These days the Supreme Public Prosecutor tries to reverse the subsidiary protection granted to T. Paraskevich through a court decision, which is – under available information – the first case in the Czech Republic. It is well known that the City Court of Prague (Městský soud v Praze) granted the action brought by the Supreme Public Prosecutor claiming the reversal of decision of 18.02.2014 granting the subsidiary protection to T. Paraskevich, and now the Supreme Public Prosecutor also requests the reversal of the decision of 16.02.2015 extending the subsidiary protection. If we take into account the published information on the Kazakh lobbyists’ activities, it can be reasonably assumed that these persons might influence the above mentioned efforts to deprive T. Paraskevich of the status granted to her.
One of the Supreme Public Prosecutor’s arguments concerning the reversal of subsidiary protection was the expression of confidence in the Russia’s guarantees that no torture would be used against Mrs. Paraskevich and she will not be extradited to Kazakhstan. We would like to draw your attention to the fact that such conclusions contradict real facts as well as information obtained from human rights activists and EU institutions. Extradition guarantees of Russia are purely formal and untenable.
These days, we observe systematic violations of human rights in Russia as well as deep crisis of law enforcement authorities and judicial and penitentiary system of the state. Use of torture to extract confession during the interrogation has become a common phenomenon in Russia. According to our information, in the years 2014-2015, approximately 25% of imprisoned persons complained about torture (i.e. each fourth Russian prisoner is subjected to torture).
Pressure on defendants through habitual criminals in remand prisons is common practice. Violent deaths in remand prisons and prison colonies are intentionally concealed and perpetrators go unpunished. Victims of arbitrary behaviour of law enforcement authorities have been deprived of the last option of reaching justice when Russian public authorities refused to undertake to comply with the ECHR’s decisions.
The probability of fair trial in Russia is nil in practice. The proportion of acquittals amounts to 0,3%. According to the information of the human rights organization “Memorial”, there are more than 80 political prisoners in Russia.

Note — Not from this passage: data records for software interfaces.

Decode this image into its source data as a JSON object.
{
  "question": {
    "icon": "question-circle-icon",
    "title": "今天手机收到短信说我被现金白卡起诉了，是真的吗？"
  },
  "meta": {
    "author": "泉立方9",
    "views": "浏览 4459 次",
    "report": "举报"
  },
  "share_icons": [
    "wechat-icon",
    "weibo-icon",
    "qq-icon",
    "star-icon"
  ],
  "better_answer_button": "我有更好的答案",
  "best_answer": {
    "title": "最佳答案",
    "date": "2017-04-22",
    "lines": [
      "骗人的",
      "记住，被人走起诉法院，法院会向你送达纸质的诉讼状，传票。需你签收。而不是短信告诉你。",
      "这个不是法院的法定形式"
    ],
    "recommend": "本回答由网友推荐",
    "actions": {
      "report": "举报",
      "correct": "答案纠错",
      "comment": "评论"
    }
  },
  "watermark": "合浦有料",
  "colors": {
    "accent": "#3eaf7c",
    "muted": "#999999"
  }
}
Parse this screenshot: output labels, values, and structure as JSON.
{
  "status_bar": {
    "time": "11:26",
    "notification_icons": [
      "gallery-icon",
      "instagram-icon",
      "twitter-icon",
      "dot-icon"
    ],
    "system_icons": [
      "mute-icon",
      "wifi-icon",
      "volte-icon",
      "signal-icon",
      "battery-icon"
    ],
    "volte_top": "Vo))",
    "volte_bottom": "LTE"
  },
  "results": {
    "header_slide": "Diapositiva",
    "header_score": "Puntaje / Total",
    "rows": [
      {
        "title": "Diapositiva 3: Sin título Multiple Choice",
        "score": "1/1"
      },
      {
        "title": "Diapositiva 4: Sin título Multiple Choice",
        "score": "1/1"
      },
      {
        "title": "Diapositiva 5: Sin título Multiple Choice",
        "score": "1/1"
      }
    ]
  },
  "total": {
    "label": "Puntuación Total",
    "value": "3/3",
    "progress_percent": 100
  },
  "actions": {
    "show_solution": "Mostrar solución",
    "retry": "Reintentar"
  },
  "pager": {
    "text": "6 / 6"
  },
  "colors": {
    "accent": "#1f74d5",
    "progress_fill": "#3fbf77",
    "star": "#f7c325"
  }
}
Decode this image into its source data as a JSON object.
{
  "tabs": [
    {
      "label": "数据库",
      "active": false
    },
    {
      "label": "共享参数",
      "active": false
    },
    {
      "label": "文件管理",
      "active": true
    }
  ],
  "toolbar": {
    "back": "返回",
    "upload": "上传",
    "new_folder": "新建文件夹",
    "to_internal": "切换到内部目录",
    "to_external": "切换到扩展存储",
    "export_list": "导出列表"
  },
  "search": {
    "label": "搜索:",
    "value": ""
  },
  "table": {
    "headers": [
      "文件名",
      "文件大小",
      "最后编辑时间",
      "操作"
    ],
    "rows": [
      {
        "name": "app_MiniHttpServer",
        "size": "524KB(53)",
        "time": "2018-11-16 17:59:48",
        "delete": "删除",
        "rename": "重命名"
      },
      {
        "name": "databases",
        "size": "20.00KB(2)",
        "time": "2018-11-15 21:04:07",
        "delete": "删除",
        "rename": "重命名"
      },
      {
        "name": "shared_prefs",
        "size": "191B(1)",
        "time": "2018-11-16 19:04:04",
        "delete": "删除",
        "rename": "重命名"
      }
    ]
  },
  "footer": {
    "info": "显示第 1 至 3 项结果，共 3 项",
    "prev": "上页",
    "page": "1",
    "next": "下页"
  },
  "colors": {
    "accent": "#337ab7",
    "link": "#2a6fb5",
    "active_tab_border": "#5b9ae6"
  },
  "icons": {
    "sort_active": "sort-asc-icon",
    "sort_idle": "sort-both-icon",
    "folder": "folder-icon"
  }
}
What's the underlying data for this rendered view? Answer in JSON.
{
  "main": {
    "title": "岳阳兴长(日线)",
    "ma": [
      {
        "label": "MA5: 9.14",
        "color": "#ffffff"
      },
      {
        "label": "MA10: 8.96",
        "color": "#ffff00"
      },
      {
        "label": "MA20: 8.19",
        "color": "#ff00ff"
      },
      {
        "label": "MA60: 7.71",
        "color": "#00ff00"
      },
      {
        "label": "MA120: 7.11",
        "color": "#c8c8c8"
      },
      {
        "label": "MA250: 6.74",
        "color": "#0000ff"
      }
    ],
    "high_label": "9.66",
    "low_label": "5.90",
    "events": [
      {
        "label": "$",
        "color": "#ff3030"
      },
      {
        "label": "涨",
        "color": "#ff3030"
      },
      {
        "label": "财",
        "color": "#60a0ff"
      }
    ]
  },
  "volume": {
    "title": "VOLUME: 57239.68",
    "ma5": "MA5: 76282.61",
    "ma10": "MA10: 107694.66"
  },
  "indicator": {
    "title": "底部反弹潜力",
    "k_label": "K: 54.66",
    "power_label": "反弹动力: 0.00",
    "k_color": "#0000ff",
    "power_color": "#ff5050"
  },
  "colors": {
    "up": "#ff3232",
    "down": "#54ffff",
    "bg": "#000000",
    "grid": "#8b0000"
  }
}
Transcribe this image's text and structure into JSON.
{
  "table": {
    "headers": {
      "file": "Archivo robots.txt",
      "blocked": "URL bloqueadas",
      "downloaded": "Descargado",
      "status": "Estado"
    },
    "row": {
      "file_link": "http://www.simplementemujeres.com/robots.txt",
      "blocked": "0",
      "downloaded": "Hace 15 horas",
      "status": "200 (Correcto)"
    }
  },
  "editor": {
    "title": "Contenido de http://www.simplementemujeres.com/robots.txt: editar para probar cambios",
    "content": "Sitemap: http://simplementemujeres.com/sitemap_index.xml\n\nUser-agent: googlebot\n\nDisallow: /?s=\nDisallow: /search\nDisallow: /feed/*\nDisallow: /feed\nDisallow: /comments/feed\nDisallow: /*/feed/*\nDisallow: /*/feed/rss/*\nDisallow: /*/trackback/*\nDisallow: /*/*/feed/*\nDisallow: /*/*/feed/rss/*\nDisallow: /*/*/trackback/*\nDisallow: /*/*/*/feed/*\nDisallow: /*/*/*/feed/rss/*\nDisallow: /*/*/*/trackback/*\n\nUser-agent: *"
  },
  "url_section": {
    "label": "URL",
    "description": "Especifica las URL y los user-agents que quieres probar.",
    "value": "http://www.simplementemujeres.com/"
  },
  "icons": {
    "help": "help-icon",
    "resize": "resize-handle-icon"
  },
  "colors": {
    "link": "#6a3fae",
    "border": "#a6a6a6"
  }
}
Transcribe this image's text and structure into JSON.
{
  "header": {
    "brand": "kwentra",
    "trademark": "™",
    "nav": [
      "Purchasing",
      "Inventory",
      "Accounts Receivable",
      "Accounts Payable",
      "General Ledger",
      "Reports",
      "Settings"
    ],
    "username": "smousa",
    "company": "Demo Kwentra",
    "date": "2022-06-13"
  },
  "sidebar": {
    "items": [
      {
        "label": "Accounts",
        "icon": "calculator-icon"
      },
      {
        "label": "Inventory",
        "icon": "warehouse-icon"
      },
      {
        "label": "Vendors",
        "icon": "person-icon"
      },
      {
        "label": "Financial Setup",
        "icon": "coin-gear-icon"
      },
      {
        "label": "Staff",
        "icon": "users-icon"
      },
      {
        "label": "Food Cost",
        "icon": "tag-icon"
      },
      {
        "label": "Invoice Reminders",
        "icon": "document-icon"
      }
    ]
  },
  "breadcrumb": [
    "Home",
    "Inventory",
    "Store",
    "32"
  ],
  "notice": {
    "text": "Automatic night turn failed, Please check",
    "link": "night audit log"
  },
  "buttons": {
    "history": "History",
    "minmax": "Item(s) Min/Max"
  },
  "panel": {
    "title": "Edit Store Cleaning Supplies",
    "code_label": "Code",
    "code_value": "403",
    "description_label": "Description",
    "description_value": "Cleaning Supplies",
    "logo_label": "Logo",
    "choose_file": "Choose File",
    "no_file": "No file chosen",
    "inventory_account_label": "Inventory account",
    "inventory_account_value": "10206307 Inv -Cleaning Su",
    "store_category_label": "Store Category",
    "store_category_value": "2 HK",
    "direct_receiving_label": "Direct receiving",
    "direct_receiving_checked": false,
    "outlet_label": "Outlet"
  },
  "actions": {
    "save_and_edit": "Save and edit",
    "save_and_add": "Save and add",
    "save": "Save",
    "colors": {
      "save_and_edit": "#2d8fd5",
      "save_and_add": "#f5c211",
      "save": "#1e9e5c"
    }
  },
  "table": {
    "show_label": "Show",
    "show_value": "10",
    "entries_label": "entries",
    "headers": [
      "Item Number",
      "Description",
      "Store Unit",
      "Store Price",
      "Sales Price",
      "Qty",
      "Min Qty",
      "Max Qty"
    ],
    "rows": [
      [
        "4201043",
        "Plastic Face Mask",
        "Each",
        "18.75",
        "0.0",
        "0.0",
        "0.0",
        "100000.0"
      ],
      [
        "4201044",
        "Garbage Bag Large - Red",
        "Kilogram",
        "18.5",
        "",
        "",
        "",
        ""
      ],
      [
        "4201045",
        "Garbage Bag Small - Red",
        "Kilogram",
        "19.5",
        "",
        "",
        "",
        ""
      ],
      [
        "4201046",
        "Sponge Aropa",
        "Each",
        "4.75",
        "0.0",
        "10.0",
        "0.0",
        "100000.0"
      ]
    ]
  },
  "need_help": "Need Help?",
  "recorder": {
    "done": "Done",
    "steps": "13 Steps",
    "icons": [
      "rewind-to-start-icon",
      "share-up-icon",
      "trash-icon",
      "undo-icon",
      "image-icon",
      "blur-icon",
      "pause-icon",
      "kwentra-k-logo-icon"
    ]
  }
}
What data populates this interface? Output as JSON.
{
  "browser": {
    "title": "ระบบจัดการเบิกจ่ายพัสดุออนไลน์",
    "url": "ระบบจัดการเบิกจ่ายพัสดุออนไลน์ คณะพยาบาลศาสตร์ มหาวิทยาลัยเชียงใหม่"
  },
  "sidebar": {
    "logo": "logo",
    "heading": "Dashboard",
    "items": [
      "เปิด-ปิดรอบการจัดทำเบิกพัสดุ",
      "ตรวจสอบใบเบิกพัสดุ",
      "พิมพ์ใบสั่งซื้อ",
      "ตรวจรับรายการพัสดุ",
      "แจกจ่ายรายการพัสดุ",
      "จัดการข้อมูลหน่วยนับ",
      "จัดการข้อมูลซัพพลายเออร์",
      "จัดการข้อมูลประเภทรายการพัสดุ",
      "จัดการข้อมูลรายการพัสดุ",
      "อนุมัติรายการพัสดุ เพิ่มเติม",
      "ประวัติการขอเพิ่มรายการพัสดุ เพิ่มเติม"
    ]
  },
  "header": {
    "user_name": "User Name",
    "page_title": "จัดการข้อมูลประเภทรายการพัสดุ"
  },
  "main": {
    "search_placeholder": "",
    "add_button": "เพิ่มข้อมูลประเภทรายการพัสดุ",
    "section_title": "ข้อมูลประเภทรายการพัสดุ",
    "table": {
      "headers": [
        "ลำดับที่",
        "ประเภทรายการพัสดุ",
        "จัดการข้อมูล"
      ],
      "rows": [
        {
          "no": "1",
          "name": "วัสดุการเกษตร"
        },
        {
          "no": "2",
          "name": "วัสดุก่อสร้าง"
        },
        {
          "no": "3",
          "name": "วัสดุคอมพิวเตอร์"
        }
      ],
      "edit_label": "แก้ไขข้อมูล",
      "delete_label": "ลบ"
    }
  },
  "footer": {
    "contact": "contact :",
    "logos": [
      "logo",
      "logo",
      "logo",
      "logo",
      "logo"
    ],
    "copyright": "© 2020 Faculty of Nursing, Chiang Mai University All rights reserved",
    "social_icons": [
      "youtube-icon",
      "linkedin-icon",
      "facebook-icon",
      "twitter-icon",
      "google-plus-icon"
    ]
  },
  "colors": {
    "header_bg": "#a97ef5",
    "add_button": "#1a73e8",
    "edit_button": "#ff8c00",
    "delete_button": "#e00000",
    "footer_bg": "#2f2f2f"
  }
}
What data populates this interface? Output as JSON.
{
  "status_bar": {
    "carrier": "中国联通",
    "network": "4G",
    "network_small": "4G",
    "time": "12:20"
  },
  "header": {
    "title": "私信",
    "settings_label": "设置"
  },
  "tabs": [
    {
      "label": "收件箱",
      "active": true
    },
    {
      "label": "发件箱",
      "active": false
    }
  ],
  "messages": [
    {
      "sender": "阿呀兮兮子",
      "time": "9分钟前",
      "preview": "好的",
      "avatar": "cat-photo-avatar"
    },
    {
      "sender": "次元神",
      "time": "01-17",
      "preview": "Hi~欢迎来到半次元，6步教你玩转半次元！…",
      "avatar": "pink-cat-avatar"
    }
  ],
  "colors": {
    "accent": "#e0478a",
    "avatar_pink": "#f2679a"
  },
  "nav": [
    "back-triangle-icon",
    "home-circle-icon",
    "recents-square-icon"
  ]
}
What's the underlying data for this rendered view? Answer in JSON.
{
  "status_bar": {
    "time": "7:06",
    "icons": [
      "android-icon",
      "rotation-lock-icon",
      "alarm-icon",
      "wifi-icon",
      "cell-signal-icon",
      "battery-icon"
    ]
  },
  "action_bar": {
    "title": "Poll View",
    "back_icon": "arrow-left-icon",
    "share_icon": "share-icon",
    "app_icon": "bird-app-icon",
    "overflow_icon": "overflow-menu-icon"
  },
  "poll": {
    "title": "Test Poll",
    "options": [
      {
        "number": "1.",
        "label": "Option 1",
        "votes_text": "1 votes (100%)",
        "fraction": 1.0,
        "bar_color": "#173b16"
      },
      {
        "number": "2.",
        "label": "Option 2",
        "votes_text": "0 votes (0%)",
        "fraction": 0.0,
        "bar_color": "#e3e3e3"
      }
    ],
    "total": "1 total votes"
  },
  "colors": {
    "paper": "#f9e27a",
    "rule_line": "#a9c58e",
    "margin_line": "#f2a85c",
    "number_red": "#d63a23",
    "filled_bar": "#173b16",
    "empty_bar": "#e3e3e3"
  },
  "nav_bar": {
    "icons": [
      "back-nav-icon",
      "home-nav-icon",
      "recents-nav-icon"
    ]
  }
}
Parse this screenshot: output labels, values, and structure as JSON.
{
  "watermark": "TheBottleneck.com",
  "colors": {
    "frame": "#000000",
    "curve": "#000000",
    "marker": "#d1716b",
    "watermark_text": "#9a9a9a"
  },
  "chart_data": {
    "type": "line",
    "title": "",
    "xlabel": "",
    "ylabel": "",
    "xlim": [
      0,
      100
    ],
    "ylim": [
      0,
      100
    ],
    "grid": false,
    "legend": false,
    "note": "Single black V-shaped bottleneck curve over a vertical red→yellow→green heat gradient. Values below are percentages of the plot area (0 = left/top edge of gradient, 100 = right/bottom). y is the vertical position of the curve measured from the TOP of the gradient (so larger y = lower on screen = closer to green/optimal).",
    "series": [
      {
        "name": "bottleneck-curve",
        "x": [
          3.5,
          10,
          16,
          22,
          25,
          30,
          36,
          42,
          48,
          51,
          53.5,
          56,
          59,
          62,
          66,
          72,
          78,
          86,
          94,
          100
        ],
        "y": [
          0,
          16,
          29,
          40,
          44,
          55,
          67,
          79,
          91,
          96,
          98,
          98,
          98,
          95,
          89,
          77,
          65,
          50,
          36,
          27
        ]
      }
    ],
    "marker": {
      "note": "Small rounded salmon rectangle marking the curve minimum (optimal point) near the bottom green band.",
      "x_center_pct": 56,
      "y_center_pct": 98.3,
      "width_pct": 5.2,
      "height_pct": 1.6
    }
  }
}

Moreover, Kazakh special services will have free access to Mrs. Paraskevich in Russia. For example, under the documents from kazaword, representatives of Kazakh authorities themselves questioned members of Ablyazov’s case in Russia and forced them to sign “necessary” testimonies.
Reversal of subsidiary protection status of T. Paraskevich will mean total vulnerability of political refugees from authoritarian states and therefore we call on Czech authorities to prevent it. Moreover, it can be certainly argued that in case of T. Paraskevich’s extradition her life and limb will be at risk. We encourage the authorities of the Czech Republic to take into consideration the political context of the case, real threat of use of torture, unfair trial and the possibility of her extradition to Kazakhstan, and in this connection, to refuse the repeated request for Tatiana Paraskevich’s extradition.
Lyudmila Alexeyeva, Head of the Moscow Helsinki Group
Valery Borschev, Member of the Moscow Helsinki Group
Alexander Petrov, Member of the Moscow Helsinki Group
Sergey Sorokin, Member of the Moscow Helsinki Group
Svetlana Gannushkina, Head of the Committee «Graždanskoje sodějstvije – Citizen’s Assistance», Member of the Moscow Helsinki Group
Lev Ponomaryov, Director of the all-Russian movement «Za prava čeloveka – For Human Rights», Member of the Moscow Helsinki Group